This is a very quick blog post to let you know that I have recently added a bunch of new resources about Guided Reading onto a new Guided Reading page on my website. Guided Reading at Adelaide West Special Education Centre Guided Reading Resources Guided Reading: Learners with Complex Communication Needs These are some old resources from my previous website that have been uploaded again by request! These are guided reading packs for use with students with complex communication needs who don’t yet have a comprehensive communication system. Guided Reading: Focus on Science These are some new resources developed in…

Continue Reading
Letter Writing: Writing for Real Reasons

Letter Writing: Writing for Real Reasons

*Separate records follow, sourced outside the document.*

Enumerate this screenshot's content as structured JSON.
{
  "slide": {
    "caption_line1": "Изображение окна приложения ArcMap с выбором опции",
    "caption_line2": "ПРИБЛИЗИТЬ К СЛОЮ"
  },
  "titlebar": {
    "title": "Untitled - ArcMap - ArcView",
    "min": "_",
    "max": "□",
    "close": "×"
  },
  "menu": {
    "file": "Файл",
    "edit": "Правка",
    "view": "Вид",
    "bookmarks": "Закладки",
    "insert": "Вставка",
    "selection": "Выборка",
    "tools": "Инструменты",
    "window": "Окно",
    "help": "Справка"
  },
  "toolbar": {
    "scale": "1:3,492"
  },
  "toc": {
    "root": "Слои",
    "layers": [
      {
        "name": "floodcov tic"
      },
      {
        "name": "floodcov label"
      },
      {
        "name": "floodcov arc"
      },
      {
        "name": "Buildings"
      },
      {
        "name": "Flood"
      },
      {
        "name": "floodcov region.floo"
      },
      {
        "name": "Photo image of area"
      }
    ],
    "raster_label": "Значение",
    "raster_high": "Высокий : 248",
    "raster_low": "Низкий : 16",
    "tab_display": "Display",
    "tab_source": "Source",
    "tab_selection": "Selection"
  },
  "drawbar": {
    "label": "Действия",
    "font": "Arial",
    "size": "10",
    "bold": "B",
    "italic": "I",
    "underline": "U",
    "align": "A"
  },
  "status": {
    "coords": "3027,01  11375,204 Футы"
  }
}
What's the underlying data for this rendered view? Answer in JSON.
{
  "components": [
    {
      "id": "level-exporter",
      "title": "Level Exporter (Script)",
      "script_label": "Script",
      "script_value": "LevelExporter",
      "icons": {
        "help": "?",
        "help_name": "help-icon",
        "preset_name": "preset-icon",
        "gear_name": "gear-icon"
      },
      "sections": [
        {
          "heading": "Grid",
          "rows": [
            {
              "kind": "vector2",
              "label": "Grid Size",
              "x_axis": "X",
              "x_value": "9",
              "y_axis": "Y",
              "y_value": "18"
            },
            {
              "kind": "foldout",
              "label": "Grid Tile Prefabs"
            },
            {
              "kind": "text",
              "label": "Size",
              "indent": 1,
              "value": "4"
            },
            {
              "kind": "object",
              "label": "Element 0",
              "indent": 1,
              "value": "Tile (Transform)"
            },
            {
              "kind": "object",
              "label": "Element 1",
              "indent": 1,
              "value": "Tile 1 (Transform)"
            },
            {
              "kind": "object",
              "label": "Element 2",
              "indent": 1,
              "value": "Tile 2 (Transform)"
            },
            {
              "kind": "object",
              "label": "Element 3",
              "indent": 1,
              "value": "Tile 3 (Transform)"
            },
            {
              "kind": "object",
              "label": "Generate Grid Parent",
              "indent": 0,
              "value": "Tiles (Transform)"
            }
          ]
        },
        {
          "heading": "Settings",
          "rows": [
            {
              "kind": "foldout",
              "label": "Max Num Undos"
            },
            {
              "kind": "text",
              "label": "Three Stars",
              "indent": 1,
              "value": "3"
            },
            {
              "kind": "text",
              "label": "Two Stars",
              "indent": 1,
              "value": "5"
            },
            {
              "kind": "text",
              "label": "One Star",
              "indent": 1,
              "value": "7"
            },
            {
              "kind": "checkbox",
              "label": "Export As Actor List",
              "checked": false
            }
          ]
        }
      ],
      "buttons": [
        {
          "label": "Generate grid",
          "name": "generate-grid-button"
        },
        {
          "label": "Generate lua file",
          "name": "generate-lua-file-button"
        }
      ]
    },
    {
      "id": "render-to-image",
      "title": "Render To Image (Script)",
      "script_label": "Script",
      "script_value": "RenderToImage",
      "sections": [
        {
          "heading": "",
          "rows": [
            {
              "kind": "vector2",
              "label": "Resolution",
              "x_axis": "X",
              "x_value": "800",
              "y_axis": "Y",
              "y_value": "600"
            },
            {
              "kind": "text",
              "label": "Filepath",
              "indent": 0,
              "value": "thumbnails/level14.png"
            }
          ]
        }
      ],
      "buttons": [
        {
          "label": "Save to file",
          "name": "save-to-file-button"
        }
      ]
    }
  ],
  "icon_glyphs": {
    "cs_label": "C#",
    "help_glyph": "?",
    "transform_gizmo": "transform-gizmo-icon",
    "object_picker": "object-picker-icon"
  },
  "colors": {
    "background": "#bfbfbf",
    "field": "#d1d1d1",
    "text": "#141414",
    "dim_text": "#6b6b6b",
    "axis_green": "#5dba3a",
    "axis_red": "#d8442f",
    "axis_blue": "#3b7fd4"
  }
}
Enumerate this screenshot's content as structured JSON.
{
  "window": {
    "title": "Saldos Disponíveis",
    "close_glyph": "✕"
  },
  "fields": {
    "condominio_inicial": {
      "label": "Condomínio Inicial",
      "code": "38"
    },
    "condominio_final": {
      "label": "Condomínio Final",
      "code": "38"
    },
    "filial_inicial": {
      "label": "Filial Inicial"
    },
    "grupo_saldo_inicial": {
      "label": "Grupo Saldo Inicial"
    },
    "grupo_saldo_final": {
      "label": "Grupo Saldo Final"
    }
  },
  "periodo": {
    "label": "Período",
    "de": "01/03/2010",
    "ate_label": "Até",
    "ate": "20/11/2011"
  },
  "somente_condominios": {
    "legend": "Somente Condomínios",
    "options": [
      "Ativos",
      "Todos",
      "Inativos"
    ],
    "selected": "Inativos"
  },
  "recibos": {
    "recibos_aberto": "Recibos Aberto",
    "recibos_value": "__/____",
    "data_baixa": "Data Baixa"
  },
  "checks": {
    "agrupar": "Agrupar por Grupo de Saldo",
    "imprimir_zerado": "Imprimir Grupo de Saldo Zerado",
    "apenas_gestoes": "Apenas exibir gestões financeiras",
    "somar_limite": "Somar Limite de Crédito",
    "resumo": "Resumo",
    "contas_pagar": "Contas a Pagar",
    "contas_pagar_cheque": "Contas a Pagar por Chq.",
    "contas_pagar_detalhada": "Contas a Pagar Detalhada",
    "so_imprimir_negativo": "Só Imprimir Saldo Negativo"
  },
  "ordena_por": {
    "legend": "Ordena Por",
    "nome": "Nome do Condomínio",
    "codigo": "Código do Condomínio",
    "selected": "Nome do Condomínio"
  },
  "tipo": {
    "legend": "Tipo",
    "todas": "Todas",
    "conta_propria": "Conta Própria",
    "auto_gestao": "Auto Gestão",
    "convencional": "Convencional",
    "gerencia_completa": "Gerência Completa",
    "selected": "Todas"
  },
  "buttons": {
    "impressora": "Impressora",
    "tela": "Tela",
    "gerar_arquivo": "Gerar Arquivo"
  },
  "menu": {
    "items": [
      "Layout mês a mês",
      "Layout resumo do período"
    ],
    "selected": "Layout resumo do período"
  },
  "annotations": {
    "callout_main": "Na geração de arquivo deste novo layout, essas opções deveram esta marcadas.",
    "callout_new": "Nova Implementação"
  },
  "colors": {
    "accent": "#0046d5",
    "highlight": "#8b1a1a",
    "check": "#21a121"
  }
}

Writing is a very complex task in literacy.  It has many components. Whenever we write, we need to think of an idea, then think of the language to describe the idea, then we need to think of the words and how we spell them – and finally we have to think about how we are going to select the letters for each word.  As we become more skilled and practiced writers, these skills become more automatic.  But in the beginning, each of these skills takes a lot of effort and planning. Writing also needs to have purpose.  We need to…

Continue Reading
Word families and Onset Rime: early literacy instruction with learners with CCN

Word families and Onset Rime: early literacy instruction with learners with CCN

As we learn to read, word recognition plays an important part in our literacy journey. Automatic word recognition is essential for fluent reading. We need to be able to recognise words quickly to be able to read quickly. However, word recognition isn’t just taught via whole words. One of the ways we learn to automatically recognise words is by decoding them. Decoding helps us to memorise words so that they become automatically recognised words eventually. Decoding is also an important skill for early readers as it helps them to figure out words they don’t know. Word families or onset rime…

Continue Reading
Too late to learn to read & write? No!

Too late to learn to read & write? No!

Last week I had a wonderful experience.  I’ve been smiling ever since.  Then yesterday I read a blog post by David Koppenhaver and decided that I needed to write about my experience. One of my favourite quotes is from Dr David Yoder. “No student is too anything to be able to read and write.” I firmly believe this – and the longer I work the more evidence I have to support it. Just over 10 years ago I met a young man – Tom. He was 17 years old and in his penultimate year at high school. Tom was referred…

Continue Reading